eSkin en Vie / Alive


eSkin Simulation Prototypeen Vie / Alive, EDF Foundation, Paris, France
curated by Carole Collet

Sabin Design Lab @Cornell Architecture / eSkin / 2013
Principal Investigator: Jenny E. Sabin
Design Research Team: Andrew Lucia (Senior Personnel), Giffen Ott, Simin Wang

Scientists and Engineers: Shu Yang, Dengteng Ge, Elaine Lee (materials science), Jan Van der Spiegel & Nader Engheta, Milin Zhang (electrical and systems engineering), University of Pennsylvania

This project is funded by the National Science Foundation EFRI SEED and is jointly housed at the University of Pennsylvania and Cornell University.

Laser-cut acrylic, custom software, small camera, embedded LCD screen, MAC mini; Simulation of eSkin building component in real time

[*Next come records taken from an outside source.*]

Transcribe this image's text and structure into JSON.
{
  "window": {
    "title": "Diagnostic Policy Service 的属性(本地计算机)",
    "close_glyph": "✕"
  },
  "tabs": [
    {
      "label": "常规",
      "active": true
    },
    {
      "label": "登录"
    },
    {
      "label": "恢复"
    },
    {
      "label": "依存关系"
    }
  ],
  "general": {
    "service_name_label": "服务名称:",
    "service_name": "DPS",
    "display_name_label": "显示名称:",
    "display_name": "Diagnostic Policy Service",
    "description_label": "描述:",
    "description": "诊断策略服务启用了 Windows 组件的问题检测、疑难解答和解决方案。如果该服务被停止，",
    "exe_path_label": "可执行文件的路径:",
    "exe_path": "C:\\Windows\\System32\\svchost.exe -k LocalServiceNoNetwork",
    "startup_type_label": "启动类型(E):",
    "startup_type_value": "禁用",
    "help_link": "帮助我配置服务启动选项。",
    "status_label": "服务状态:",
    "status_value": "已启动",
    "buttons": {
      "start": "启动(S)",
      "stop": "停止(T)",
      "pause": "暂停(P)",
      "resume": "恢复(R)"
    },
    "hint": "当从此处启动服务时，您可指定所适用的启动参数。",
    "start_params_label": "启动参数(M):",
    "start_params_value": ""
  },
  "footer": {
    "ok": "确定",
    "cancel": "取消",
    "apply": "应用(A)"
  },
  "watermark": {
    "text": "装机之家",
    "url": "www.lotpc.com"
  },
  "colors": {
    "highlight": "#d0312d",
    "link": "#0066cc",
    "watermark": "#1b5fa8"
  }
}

How might architecture respond to issues of ecology and sustainability whereby buildings behave more like organisms in their built environments? The work presented here titled, eSkin, is one subset of ongoing trans-disciplinary research spanning across the fields of cell biology, materials science, electrical and systems engineering, and architecture. The goal of the eSkin project is to explore materiality from nano to macroscales based upon understanding of nonlinear, dynamic human cell behaviors on geometrically defined substrates. To achieve this, human smooth muscle cells are plated on polymer substrates at a micro-scale. Sensors and imagers are then being designed and engineered to capture material and environmental transformations based on manipulations made by the cells, such as changes in color, transparency and pattern. Through the eSkin project, insights as to how cells can modify their immediate extracellular microenvironment with minimal energy and maximal effect are being investigated and applied to the design and engineering of highly aesthetic, passive materials, and sensors and imagers that will be integrated into responsive building skins at the architectural scale. This interactive simulation features a built in camera that detects your motion through a custom script. By waving your hand in front of the screen–to the left, right or center—the simulated eSkin adjusts in real time. The simulation incorporates real optical data-in the form of color and geometric transformation-from micro scale material substrates to speculate upon how these nano to micro scale material effects and related geometries may be applied at the architectural scale. Here, visitors are able to interact with the actual material effects of eSkin in real time and in a scaled way, thus fusing micro scale material behavior with human behavior.